> **What the task asks**:
Filtering the records below, copy only those lines that include the word "structure".

> **Records for processing**:

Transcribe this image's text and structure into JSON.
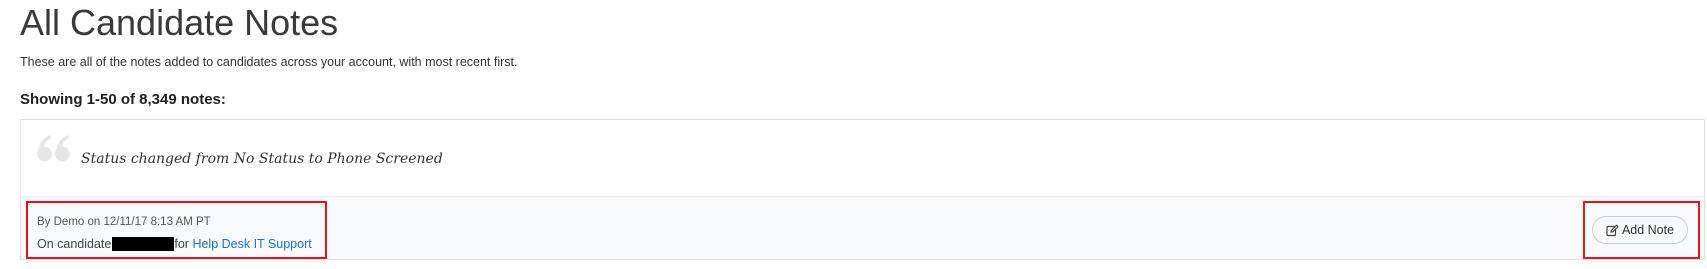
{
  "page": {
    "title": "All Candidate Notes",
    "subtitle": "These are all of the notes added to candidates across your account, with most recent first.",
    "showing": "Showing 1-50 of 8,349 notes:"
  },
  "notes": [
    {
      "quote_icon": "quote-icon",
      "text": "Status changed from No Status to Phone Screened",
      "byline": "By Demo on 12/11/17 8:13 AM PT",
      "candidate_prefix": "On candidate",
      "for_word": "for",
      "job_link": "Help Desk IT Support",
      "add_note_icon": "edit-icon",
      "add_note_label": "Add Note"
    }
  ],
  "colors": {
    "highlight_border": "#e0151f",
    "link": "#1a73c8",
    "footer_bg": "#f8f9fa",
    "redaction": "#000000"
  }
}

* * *

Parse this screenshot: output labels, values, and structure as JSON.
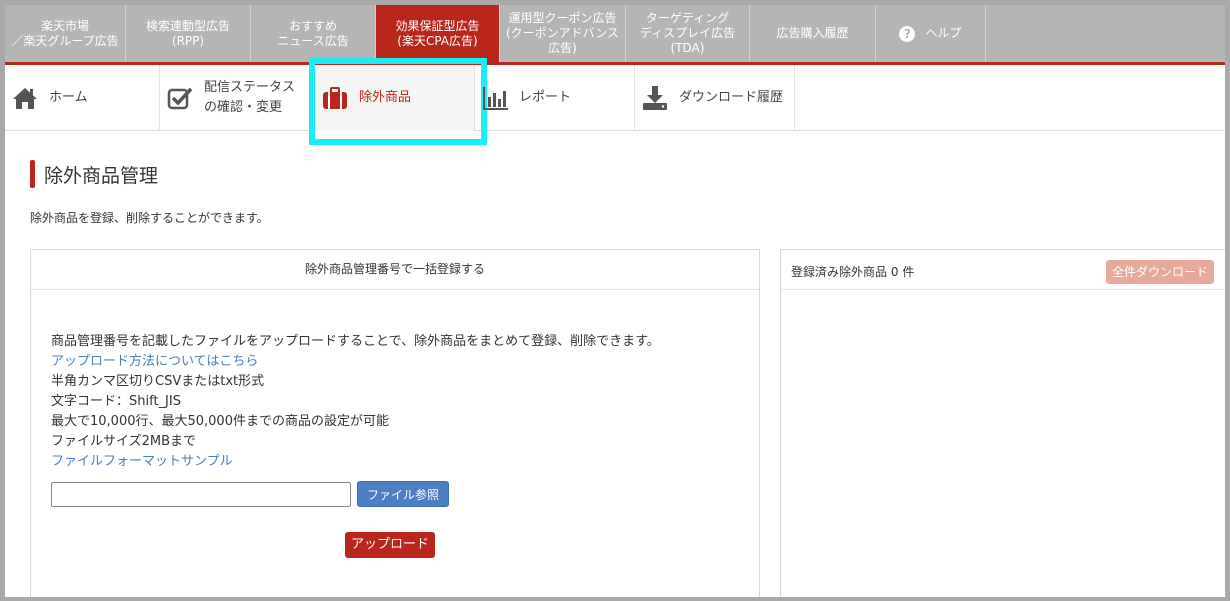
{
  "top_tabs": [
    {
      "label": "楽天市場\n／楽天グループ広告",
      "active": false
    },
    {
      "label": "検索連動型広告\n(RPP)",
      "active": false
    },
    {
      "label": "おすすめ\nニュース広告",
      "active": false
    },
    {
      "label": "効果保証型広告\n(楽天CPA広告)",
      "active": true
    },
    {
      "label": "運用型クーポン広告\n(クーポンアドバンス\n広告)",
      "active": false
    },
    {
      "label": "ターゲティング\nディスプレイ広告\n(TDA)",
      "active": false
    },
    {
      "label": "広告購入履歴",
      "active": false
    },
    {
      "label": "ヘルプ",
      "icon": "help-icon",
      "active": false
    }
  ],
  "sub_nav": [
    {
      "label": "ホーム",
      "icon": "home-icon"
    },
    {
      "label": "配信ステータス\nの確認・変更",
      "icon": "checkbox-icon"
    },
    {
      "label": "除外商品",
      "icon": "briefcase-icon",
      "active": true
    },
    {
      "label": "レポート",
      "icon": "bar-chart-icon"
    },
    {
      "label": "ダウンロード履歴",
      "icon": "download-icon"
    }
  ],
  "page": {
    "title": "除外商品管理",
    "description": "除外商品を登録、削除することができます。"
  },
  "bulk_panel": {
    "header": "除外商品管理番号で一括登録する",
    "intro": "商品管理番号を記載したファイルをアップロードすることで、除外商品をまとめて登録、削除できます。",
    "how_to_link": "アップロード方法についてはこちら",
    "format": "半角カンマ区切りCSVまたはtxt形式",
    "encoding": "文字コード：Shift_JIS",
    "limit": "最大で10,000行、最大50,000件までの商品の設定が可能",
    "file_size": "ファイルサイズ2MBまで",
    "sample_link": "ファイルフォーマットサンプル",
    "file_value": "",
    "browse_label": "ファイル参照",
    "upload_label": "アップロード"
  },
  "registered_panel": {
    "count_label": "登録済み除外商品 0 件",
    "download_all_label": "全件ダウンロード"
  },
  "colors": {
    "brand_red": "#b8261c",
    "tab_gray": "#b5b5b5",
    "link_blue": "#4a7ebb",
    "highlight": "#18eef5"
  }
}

> **Exercise solution**:
Transcribe this image's text and structure into JSON.
Parse this screenshot: output labels, values, and structure as JSON.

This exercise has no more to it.